  • Immunisations are not up to date.
  • Child is significantly underweight but eats well when observed.

Middle childhood

  • Child has poor school attendance and punctuality and is often picked up late at the end of the day.
  • A child is frequently tired at school due to a lack of routine at home (e.g. regular bedtimes).
  • Parents are unsupportive and uninterested in the child’s education or behaviour.
  • A child frequently appears to be hungry and does not have a packed lunch or money to buy food.

Adolescence

  • A child is often tired at school due to a lack of routine at home (e.g. regular bedtimes).
  • A child frequently appears to be hungry and does not have a packed lunch or money to buy food.
  • Parents are dismissive and non-responsive to professional concerns (e.g. the need for medical care or taking action over bullying).

Emotional abuse

It is important to remember that some children are naturally open and affectionate whilst others are quieter and more self-contained. Children also develop at different rates from one another and some may be slightly more or less advanced than other children in their age group. Mood swings and challenging behaviour are also a normal part of growing up for teenagers and children going through puberty. Be alert to behaviours which appear to be out of character for the individual child.

The following signs may indicate emotional abuse for children of all age groups:

  • inappropriate knowledge of ‘adult’ matters such as sex, alcohol and drugs
  • extreme emotional outbursts
  • regularly experiencing nightmares or sleep difficulties.

There are other signs and indicators of emotional abuse that are age specific.

Infancy to pre-school

  • Over-affectionate towards strangers or people they haven’t known for very long.
  • Lacks confidence and is often wary or anxious.
  • Displays lack of attachment to parent, e.g. when being taken to or collected from nursery etc.
  • Is frequently aggressive or nasty towards other children and animals.

Middle childhood

  • Frequently soils the bed.
  • Language and behaviour are not socially appropriate.
  • Struggles to control strong emotions.
  • Shows lack of attachment to a parent.
  • Lacks social skills and has few if any friends.
  • Self-harms, e.g. scratching, head banging.

What to do if you are concerned about a child

Anyone who is concerned that a child is at risk of abuse or neglect should follow their organisation's child protection procedures.
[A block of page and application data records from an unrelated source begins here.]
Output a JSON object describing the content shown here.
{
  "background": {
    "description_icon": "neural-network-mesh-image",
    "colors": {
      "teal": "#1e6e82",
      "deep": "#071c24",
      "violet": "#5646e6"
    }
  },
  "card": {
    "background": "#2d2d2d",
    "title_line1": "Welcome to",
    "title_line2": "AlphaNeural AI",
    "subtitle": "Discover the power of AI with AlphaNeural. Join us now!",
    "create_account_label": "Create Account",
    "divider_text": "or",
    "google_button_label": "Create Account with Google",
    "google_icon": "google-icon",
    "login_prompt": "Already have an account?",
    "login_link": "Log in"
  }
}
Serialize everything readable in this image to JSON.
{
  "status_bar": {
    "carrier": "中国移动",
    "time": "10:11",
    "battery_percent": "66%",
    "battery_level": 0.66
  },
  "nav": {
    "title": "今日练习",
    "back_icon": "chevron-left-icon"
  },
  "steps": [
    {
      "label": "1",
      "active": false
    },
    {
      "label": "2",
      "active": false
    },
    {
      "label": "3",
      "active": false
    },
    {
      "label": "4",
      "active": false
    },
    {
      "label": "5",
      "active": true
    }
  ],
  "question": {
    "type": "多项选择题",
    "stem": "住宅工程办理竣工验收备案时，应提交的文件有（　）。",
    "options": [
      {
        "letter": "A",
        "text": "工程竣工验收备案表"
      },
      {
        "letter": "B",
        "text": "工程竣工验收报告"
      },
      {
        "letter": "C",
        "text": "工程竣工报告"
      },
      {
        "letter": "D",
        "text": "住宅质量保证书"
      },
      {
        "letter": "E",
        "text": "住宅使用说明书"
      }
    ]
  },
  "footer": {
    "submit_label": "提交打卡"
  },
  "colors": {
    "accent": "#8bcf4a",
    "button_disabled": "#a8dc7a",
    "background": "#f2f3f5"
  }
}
Or they can contact the NSPCC on 0808 800 5000 for advice and support about what action they can take to safeguard a child they are working with.


References

Daniel, B. et al (2011) Recognizing and helping the neglected child: evidence-based practice for assessment and intervention. London: Jessica Kingsley.

Rees, G. et al (2011) Adolescent neglect: research, policy and practice. London: Jessica Kingsley.


Assessing children and families: NSPCC factsheet
Aimed at practitioners, this factsheet describes the process of assessing children and families and highlights aspects of good practice drawn from research literature and guidance.

Assessing parenting capacity: NSPCC factsheet
Aimed at practitioners, this factsheet describes the process of assessing parenting capacity. It highlights aspects of good practice drawn from research literature and guidance.


Further reading

Search the NSPCC Library Online for more information about identifying child abuse and neglect.


Contact the NSPCC's information service for more information on child abuse, child neglect or child protection